Extracted material Block Start

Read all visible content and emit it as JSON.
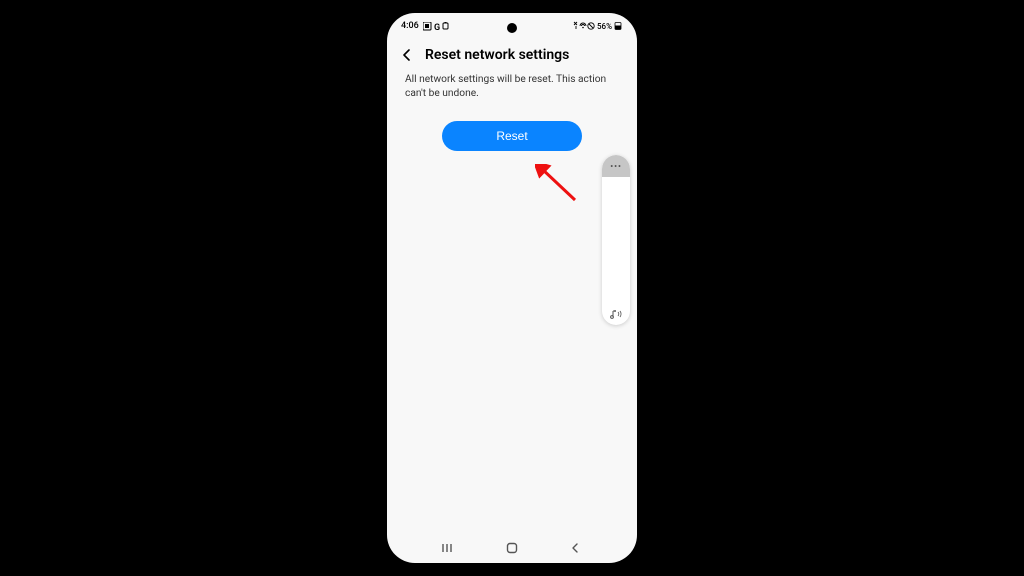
{
  "statusbar": {
    "time": "4:06",
    "left_icons": "▣ G ◯",
    "right_text": "56%",
    "right_icons": "✂ ⊗ ▲"
  },
  "header": {
    "title": "Reset network settings"
  },
  "body": {
    "description": "All network settings will be reset. This action can't be undone."
  },
  "actions": {
    "reset_label": "Reset"
  },
  "volume": {
    "more_label": "•••",
    "sound_icon": "♪)"
  }
}
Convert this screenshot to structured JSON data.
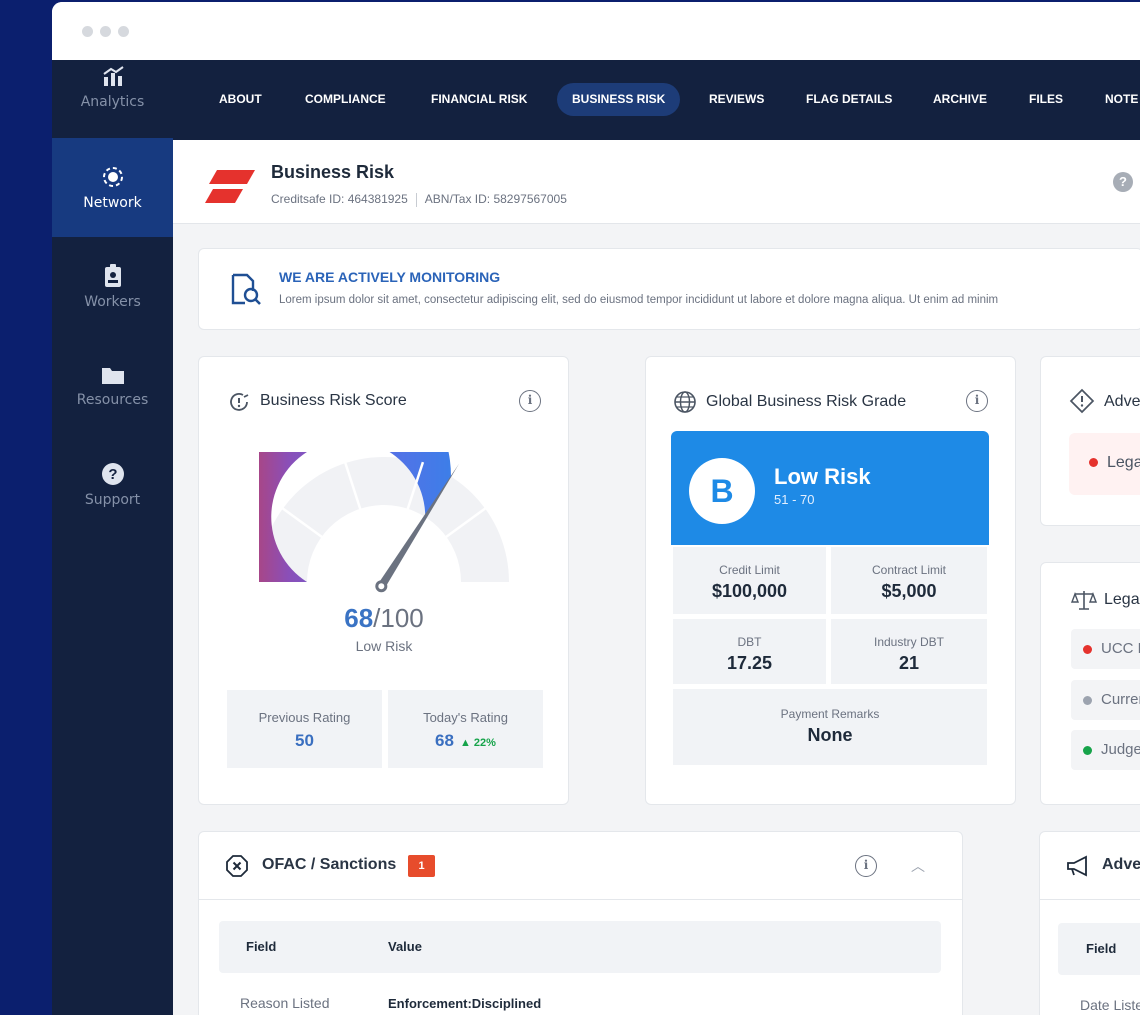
{
  "sidebar": {
    "items": [
      {
        "label": "Analytics",
        "icon": "analytics-icon"
      },
      {
        "label": "Network",
        "icon": "network-icon",
        "active": true
      },
      {
        "label": "Workers",
        "icon": "id-badge-icon"
      },
      {
        "label": "Resources",
        "icon": "folder-icon"
      },
      {
        "label": "Support",
        "icon": "question-icon"
      }
    ]
  },
  "nav": {
    "tabs": [
      "ABOUT",
      "COMPLIANCE",
      "FINANCIAL RISK",
      "BUSINESS RISK",
      "REVIEWS",
      "FLAG DETAILS",
      "ARCHIVE",
      "FILES",
      "NOTE"
    ],
    "active": "BUSINESS RISK"
  },
  "header": {
    "title": "Business Risk",
    "creditsafe_id": "Creditsafe ID: 464381925",
    "abn_tax_id": "ABN/Tax ID: 58297567005",
    "help": "?"
  },
  "monitoring": {
    "title": "WE ARE ACTIVELY MONITORING",
    "text": "Lorem ipsum dolor sit amet, consectetur adipiscing elit, sed do eiusmod tempor incididunt ut labore et dolore magna aliqua. Ut enim ad minim"
  },
  "risk_score": {
    "title": "Business Risk Score",
    "score": "68",
    "max": "/100",
    "score_value": 68,
    "score_max": 100,
    "label": "Low Risk",
    "previous_label": "Previous Rating",
    "previous_value": "50",
    "today_label": "Today's Rating",
    "today_value": "68",
    "today_change": "▲ 22%"
  },
  "grade": {
    "title": "Global Business Risk Grade",
    "letter": "B",
    "label": "Low Risk",
    "range": "51 - 70",
    "credit_limit_label": "Credit Limit",
    "credit_limit": "$100,000",
    "contract_limit_label": "Contract Limit",
    "contract_limit": "$5,000",
    "dbt_label": "DBT",
    "dbt": "17.25",
    "industry_dbt_label": "Industry DBT",
    "industry_dbt": "21",
    "payment_remarks_label": "Payment Remarks",
    "payment_remarks": "None"
  },
  "adverse_business": {
    "title": "Adverse Bu",
    "item": "Legal / Fin"
  },
  "legal_financial": {
    "title": "Legal/Finar",
    "items": [
      "UCC Filings",
      "Currency",
      "Judgement"
    ]
  },
  "ofac": {
    "title": "OFAC / Sanctions",
    "badge": "1",
    "field_header": "Field",
    "value_header": "Value",
    "row_field": "Reason Listed",
    "row_value": "Enforcement:Disciplined"
  },
  "adverse_media": {
    "title": "Adverse Me",
    "field_header": "Field",
    "row_field": "Date Listed"
  },
  "colors": {
    "sidebar_bg": "#13213f",
    "active_tab": "#1d3c78",
    "accent_blue": "#1e8ae6",
    "badge_red": "#e74c2c",
    "positive_green": "#16a34a"
  }
}
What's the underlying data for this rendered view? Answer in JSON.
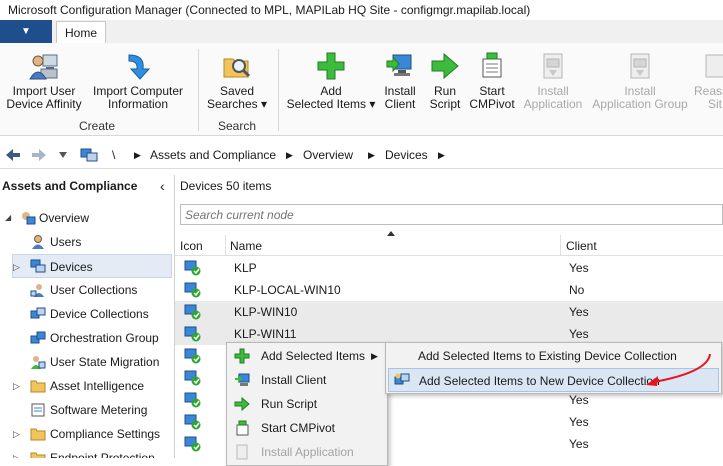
{
  "window": {
    "title": "Microsoft Configuration Manager (Connected to MPL, MAPILab HQ Site - configmgr.mapilab.local)"
  },
  "ribbon": {
    "file_tab": "▼",
    "home_tab": "Home",
    "groups": {
      "create": "Create",
      "search": "Search"
    },
    "buttons": {
      "import_user_affinity": {
        "line1": "Import User",
        "line2": "Device Affinity"
      },
      "import_computer_info": {
        "line1": "Import Computer",
        "line2": "Information"
      },
      "saved_searches": {
        "line1": "Saved",
        "line2": "Searches"
      },
      "add_selected_items": {
        "line1": "Add",
        "line2": "Selected Items"
      },
      "install_client": {
        "line1": "Install",
        "line2": "Client"
      },
      "run_script": {
        "line1": "Run",
        "line2": "Script"
      },
      "start_cmpivot": {
        "line1": "Start",
        "line2": "CMPivot"
      },
      "install_application": {
        "line1": "Install",
        "line2": "Application"
      },
      "install_application_group": {
        "line1": "Install",
        "line2": "Application Group"
      },
      "reassign_site": {
        "line1": "Reass",
        "line2": "Sit"
      }
    },
    "dropdown_arrow": "▾"
  },
  "address": {
    "root": "\\",
    "crumbs": [
      "Assets and Compliance",
      "Overview",
      "Devices"
    ],
    "separator": "▶"
  },
  "nav": {
    "header": "Assets and Compliance",
    "collapse_glyph": "‹",
    "items": [
      {
        "label": "Overview",
        "level": 0,
        "expander": "◢"
      },
      {
        "label": "Users",
        "level": 1,
        "expander": ""
      },
      {
        "label": "Devices",
        "level": 1,
        "expander": "▷",
        "selected": true
      },
      {
        "label": "User Collections",
        "level": 1,
        "expander": ""
      },
      {
        "label": "Device Collections",
        "level": 1,
        "expander": ""
      },
      {
        "label": "Orchestration Group",
        "level": 1,
        "expander": ""
      },
      {
        "label": "User State Migration",
        "level": 1,
        "expander": ""
      },
      {
        "label": "Asset Intelligence",
        "level": 1,
        "expander": "▷"
      },
      {
        "label": "Software Metering",
        "level": 1,
        "expander": ""
      },
      {
        "label": "Compliance Settings",
        "level": 1,
        "expander": "▷"
      },
      {
        "label": "Endpoint Protection",
        "level": 1,
        "expander": "▷"
      }
    ]
  },
  "content": {
    "header_title": "Devices",
    "header_count": "50 items",
    "search_placeholder": "Search current node",
    "columns": {
      "icon": "Icon",
      "name": "Name",
      "client": "Client"
    },
    "rows": [
      {
        "name": "KLP",
        "client": "Yes"
      },
      {
        "name": "KLP-LOCAL-WIN10",
        "client": "No"
      },
      {
        "name": "KLP-WIN10",
        "client": "Yes",
        "highlight": true
      },
      {
        "name": "KLP-WIN11",
        "client": "Yes",
        "highlight": true
      },
      {
        "name": "",
        "client": ""
      },
      {
        "name": "",
        "client": ""
      },
      {
        "name": "",
        "client": ""
      },
      {
        "name": "",
        "client": "Yes"
      },
      {
        "name": "",
        "client": "Yes"
      },
      {
        "name": "",
        "client": "Yes"
      }
    ]
  },
  "context_menu": {
    "items": [
      {
        "label": "Add Selected Items",
        "submenu_arrow": "▶",
        "disabled": false
      },
      {
        "label": "Install Client",
        "disabled": false
      },
      {
        "label": "Run Script",
        "disabled": false
      },
      {
        "label": "Start CMPivot",
        "disabled": false
      },
      {
        "label": "Install Application",
        "disabled": true
      }
    ]
  },
  "submenu": {
    "items": [
      {
        "label": "Add Selected Items to Existing Device Collection",
        "active": false
      },
      {
        "label": "Add Selected Items to New Device Collection",
        "active": true
      }
    ]
  },
  "colors": {
    "accent_blue": "#1f4e8c",
    "menu_highlight": "#dbe6f4",
    "annotation_red": "#e8141b"
  }
}
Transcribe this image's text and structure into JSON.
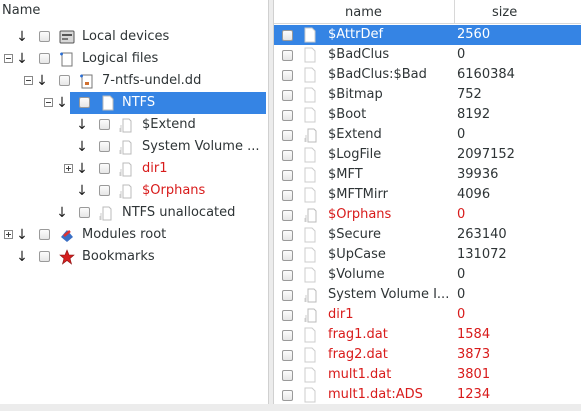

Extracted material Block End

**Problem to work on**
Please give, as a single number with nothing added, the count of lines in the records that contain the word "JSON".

**Answer space**
4